The Challenges of Psychiatric Treatment for Cerebral Palsy

Every day, Dr. Daniel Linhares is exploring a new frontier in cerebral palsy psychiatric research. He is one of the only psychiatrists in the U.S. who specializes in treating patients with CP but has little literature to draw from when prescribing medication or making treatment recommendations. So he went ahead and researched it himself.

Dr. Linhares’ Journey to Caring for CP Patients

When he was a psychiatry resident, he found himself drawn to psychosomatic medicine, a subspecialty that treats patients with medical and psychiatric conditions. During his fellowship, he met with patients who had CP and found that many of them were fairly well-adjusted socially. He was impressed with their strength but knew there was something else going on beneath the surface.

“Resilience is sometimes mistaken for immunity,” said Dr. Linhares. “You look so resilient that no one is paying attention to the psychiatric part. I’ve come across more than a few patients that, when you actually dig into their history, you identify the significant depression that has been going on for a while.”

The State of Psychiatric Treatment for CP Patients

Treating CP patients with mental illness is particularly difficult. Depending on variables such as age or other medical disabilities or conditions, certain common psychiatric medications could have a negative effect on patients’ health. For example, SSRI medications are usually prescribed to treat depression but, if someone has a particular type of CP, there may be a higher chance of experiencing harmful side effects.

“In order to appropriate make a decision between psychotherapy and/or medication for treatment of depression, we need to know the safety and efficacy of these medications for our patients with CP,” said Dr. Linhares. “That’s why we need more research into the safety and side effects of these medications so that we can really assess the risk/benefits.”

What makes it even more challenging is that some doctors do not recognize other medical conditions that may be the underlying issue, which could exacerbate these ailments.

“If they’re not used to treating patients with cerebral palsy, they are more likely to say, ‘well, this is just the cerebral palsy,’” said Dr. Linhares. “They are not going to look further.”

EACD Research

Besides these complications, there is practically no literature on psychiatric treatments for CP patients. At a national psychiatric conference in the U.S., Dr. Linhares had two of the only poster presentations about treating CP patients. When he joined the Weinberg Family Cerebral Palsy Center, he made it a point to fill this research gap – starting with reviewing ten years of patient charts.

“Whatever is reported out there is probably less than what actually happened because this would require that the patient told the provider that they had depression or anxiety,” said Dr. Linhares.

After reviewing the charts, Dr. Linhares and his team compiled a list of common mental health diagnoses and prescriptions among CP patients. He took these findings to present at the European Academy of Childhood Disability (EACD) conference in Amsterdam. The symposium “Mental Health and Well-Being of Patients with Cerebral Palsy and Their Families” was co-presented by colleagues from the Weinberg CP Center, including Dr. David Roye, Tracy Pickar, and Hiroko Matsumoto. Dr. Linhares focused on psychiatric comorbidities, evaluation, and treatment.

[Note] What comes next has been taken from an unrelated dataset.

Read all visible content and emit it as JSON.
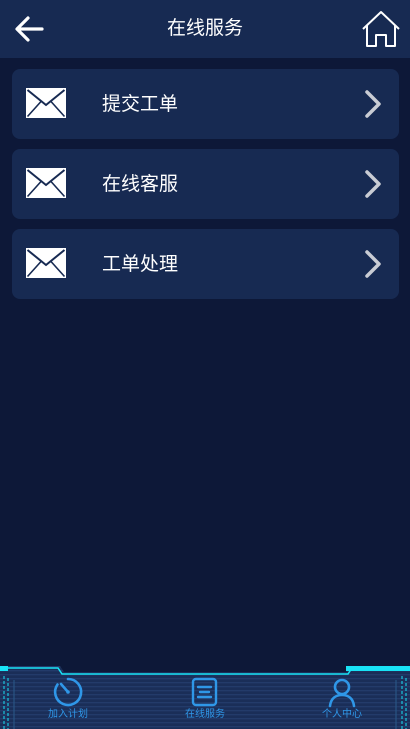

Taking Care of Guardians

Although his primary focus is on patients with medical comorbidities, another aspect of Dr. Linhares’ research that was presented at the symposium is examining the care of parents and guardians of patients with CP. Many younger and older parents and guardians whose lives revolve around providing care can, eventually, become overwhelmed. If they don’t seek help, it could develop into major depression and, ultimately, impair their ability to care for their dependents.

“With guardians, we see a concern of who will be taking care of my child once I’m not here or if I am not available,” said Dr. Linhares. “You have to share the responsibility with others because, if you take ownership of the entire guardianship responsibility, the chances of burnout are much higher.”

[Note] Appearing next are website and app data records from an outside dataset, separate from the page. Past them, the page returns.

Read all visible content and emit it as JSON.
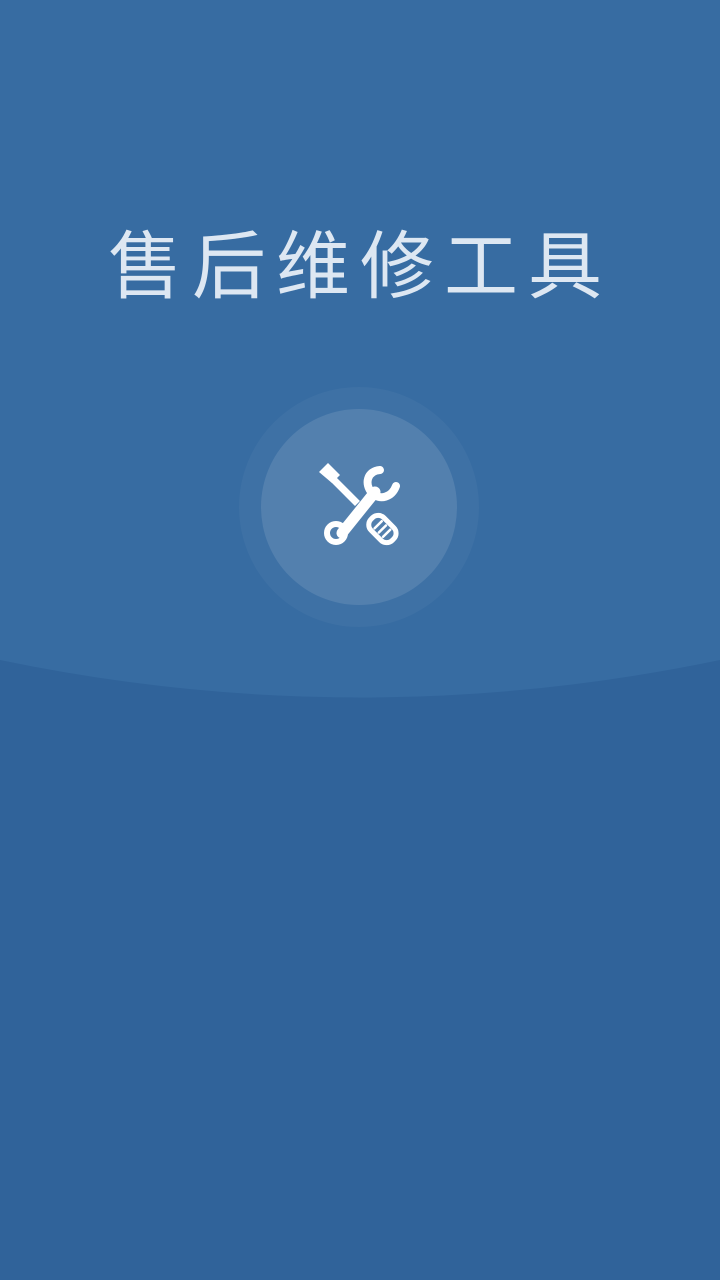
{
  "app": {
    "title": "售后维修工具"
  },
  "logo": {
    "icon": "tools-icon"
  },
  "colors": {
    "background_top": "#376CA2",
    "background_bottom": "#30639A",
    "title_text": "#E6EEF7",
    "icon": "#FFFFFF"
  }
}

He hopes that these caregivers can learn to take care of themselves and acknowledge their stress before these problems arise.

“When someone is seeking help, it’s usually because they are ready,” said Dr. Linhares. “When it’s such a severe form of depression, you can’t deny it anymore. If you don’t take care of yourself, you won’t be able to care for anyone else.”

Future Research Goals

Starting this semester, Dr. Linhares and his team are diving deeper into their original study, tracking the most commonly prescribed anti-psychotic and anti-depressant medications and any side effects among patients. This research includes looking into any comorbidity that may be present, such as cervical spinal stenosis or gastro-intestinal illnesses. While he is working on this research, he wants CP patients to advocate for their mental health and be vocal about their state of mind with their medical providers.

“It only takes 30-seconds to bring it up and, even if it seems like a small problem, when you dig deep, it could become something much bigger,” said Dr. Linhares. “All medical providers know one or two psychiatrists or mental health providers who can refer you to but, if you let the whole face-to-face interaction be about the medical condition, it’s only going to be about the medical condition.”